So, on the eve of this turning, I am fine with the page that I've passed. Its been a big year. A good year. I made it to the stage of a major festival I've watched from the sidelines for almost a decade. I made it to Mountain Stage, a show I've listened to for years. I got to meet some heros of mine, got to sing with Nanci Griffith and have a drink with JD Souther and have dinner with Ian Hunter and listen to Judy Collins sing a song I wrote. I watched the snow fall with my parents in my new house in a southern town and I watched my nieces and nephews grow and smile and laugh and stumble and get up again. I spent a lot more money on shoes than I should, but I walked a lot of miles and I wrote some things I'm proud of.
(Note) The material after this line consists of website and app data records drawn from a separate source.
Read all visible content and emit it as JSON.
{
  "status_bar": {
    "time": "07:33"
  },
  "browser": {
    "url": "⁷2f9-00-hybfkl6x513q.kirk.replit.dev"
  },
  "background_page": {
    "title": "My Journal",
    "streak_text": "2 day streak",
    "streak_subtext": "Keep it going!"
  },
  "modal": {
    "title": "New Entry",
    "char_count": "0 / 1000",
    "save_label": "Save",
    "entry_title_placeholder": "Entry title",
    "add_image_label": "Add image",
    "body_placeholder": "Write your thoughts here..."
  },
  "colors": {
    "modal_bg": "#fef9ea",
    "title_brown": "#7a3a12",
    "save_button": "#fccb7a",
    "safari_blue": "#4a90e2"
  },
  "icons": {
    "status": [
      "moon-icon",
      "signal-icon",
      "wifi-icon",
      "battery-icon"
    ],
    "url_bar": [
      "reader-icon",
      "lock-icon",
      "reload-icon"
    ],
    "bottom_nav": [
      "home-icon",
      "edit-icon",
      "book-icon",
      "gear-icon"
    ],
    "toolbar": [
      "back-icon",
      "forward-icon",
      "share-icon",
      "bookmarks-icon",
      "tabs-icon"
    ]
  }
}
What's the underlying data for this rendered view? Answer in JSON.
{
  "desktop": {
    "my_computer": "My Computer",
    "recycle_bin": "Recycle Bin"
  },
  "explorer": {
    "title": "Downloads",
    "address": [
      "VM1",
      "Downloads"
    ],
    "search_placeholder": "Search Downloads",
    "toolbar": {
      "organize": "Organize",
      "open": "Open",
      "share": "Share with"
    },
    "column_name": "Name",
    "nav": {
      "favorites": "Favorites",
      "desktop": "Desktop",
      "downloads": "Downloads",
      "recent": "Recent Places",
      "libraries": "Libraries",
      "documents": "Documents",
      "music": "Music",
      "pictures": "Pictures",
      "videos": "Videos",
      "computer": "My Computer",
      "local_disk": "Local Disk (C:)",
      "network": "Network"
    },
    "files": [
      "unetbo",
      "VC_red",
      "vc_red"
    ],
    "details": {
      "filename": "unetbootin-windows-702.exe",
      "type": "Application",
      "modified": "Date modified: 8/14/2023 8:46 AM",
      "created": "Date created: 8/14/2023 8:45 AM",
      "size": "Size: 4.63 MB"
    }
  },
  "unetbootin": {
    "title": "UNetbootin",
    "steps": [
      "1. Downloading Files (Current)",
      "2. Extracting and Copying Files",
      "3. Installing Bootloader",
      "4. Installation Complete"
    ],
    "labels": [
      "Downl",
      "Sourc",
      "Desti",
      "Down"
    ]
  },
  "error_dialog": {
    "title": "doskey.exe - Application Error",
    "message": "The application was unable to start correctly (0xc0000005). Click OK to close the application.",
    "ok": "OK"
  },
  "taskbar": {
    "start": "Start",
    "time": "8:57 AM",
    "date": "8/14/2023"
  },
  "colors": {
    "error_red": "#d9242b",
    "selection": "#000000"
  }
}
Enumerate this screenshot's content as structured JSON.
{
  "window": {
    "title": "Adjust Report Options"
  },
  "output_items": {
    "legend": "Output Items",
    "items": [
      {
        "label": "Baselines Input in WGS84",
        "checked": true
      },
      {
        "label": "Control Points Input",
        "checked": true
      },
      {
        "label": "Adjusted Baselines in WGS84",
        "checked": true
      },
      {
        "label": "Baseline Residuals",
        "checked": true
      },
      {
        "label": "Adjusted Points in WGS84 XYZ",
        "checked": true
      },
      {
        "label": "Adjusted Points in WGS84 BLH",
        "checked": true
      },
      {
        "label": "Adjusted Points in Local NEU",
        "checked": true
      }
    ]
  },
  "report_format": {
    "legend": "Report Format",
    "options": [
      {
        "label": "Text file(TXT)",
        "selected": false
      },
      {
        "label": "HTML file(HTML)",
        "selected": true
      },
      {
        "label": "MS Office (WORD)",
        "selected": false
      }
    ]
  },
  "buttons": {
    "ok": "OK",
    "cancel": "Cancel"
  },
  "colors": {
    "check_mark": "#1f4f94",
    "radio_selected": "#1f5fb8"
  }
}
So, later this same day, I am in another's house, and, although I have played in the largest venues of my career this year, on stages near Broadway, thousands of people in gold gilded red velvet seats with Playbills and black and white photos rustling in tiered balconies, tonight I rest in a strangers home, having played to a handful of friendly Pennsylvanians who had never heard of me, because their neighbor or sister or daughter or friend is a fan and had invited me into her home to play a small house concert. And I shared things I'd never eat in my life like tomato pie and little hot dogs in croissants baked in an oven. And I played a song about a boy who dies while a 3 year old girl in bright green danced in front of me and I could hardly bear the beauty and oddness of it all and so I closed my eyes and thought of the unbearable lightness of it all, stealing a phrase from one of my favorite authors, and thought of how far away and how close sometimes perfection is.